On Shavuot, we celebrate the gift of Torah, the substance of revelation. As Rabbi Rachel Barenblat writes, “Revelation isn’t just the things we learn, or realize, or recognize. It’s how we allow those things to change us.”
According to the Midrash, on Mount Sinai, God’s voice divided into seventy human languages to guarantee that everyone who was there would understand. Regardless of age or background, Torah is meant to reach all of us in a way that speaks to our hearts, minds, bodies and spirits.

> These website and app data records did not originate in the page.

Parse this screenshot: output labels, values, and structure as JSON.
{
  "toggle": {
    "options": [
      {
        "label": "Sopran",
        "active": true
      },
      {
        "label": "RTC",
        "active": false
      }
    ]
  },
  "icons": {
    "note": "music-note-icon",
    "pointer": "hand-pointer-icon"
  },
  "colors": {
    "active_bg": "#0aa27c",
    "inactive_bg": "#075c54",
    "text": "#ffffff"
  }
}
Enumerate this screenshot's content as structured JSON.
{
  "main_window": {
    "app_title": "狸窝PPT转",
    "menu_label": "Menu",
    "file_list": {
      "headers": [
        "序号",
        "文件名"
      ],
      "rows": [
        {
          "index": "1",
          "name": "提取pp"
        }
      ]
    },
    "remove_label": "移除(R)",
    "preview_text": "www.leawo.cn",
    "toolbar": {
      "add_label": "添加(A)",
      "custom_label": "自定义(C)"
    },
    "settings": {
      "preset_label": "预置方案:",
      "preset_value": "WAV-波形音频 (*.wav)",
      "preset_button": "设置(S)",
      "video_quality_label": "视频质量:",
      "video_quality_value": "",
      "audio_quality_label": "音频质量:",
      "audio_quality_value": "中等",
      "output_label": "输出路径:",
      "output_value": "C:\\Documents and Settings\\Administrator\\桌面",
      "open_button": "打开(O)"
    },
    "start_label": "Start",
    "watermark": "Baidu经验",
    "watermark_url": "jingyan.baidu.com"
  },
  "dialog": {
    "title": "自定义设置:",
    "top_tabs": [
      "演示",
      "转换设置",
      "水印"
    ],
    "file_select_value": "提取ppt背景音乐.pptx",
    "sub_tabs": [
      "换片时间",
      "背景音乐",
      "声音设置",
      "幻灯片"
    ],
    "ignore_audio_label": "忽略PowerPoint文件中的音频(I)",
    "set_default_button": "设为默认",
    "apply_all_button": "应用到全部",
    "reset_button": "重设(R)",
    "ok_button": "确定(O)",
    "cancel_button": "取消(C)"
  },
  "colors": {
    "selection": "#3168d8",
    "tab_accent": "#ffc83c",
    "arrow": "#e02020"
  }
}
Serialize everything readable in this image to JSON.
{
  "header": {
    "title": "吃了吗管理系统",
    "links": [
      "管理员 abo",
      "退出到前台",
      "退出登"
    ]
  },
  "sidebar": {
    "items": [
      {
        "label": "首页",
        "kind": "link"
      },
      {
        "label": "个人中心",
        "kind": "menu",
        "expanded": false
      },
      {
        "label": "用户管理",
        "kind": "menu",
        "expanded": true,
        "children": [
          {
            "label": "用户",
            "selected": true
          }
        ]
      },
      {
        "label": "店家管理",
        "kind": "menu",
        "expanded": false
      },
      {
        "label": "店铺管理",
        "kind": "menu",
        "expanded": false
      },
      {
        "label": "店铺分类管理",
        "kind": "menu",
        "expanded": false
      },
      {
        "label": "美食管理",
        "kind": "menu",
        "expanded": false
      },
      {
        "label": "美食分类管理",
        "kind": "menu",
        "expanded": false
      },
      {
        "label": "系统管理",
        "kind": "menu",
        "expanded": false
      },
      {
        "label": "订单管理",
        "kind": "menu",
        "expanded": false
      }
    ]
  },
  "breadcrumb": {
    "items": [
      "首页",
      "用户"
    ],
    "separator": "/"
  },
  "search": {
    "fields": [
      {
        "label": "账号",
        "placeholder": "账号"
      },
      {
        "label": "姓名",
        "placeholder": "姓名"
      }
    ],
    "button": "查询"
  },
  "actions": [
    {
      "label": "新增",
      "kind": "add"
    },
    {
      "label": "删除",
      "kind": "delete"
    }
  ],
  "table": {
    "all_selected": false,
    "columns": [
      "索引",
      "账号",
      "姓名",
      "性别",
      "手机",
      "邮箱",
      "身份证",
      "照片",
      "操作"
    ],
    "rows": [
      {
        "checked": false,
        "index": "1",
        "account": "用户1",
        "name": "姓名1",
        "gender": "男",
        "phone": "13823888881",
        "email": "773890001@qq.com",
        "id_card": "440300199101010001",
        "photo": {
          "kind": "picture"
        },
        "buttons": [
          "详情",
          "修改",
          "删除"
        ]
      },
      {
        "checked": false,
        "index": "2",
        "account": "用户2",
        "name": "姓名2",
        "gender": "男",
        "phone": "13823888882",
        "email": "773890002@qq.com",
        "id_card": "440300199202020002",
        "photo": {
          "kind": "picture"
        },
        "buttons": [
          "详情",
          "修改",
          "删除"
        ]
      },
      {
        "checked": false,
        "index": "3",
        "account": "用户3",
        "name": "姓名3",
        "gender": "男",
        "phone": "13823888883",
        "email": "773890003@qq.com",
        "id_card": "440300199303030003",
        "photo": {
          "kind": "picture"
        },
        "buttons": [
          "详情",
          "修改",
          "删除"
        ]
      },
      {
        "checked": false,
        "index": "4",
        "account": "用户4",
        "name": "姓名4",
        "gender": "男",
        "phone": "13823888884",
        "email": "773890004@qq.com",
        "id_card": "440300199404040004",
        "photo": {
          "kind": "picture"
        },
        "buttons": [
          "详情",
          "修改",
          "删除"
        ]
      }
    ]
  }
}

This week, as we prepare for revelation, I am particularly grateful for our multi-generational community at Shaare Torah, and the way we are committed to creating meaningful and transformative moments for people in all stages of life. On Wednesday, I was blessed to visit the American Visionary Art Museum in Baltimore with our Jewish Culture Chavurah. Thursday night, many of us came to Shaare Torah to laugh in good company as standup comics shared their revelations. Tonight, Rabbi Yosef and I will sing Jewish songs from around the world with our Shaare Torah Early Childhood Center families during a multicultural potluck Shabbat dinner on the lawn inspired by the book Chik Chak Shabbat. Tomorrow, Ilyssa Loewentritt will be called to the Torah as a Bat Mitzvah, rooted in a loving circle of family, friends and community. On Sunday, we will pray together at our minyan, and we will honor our religious school teachers and teen madrichim as we conclude our religious school year. Then, we will close out this week of abundance with a Truck Day in our parking lot.
Life at Shaare Torah is full and vibrant.
How fortunate we are to be in community with one another.
We pray that as we stand at Mount Sinai once again next weekend,
we will each hear the Torah we need for this season in our lives.
May we open our hearts to the voices of one another.
May our relationships and experiences in Jewish community change us.
May we grow and thrive together.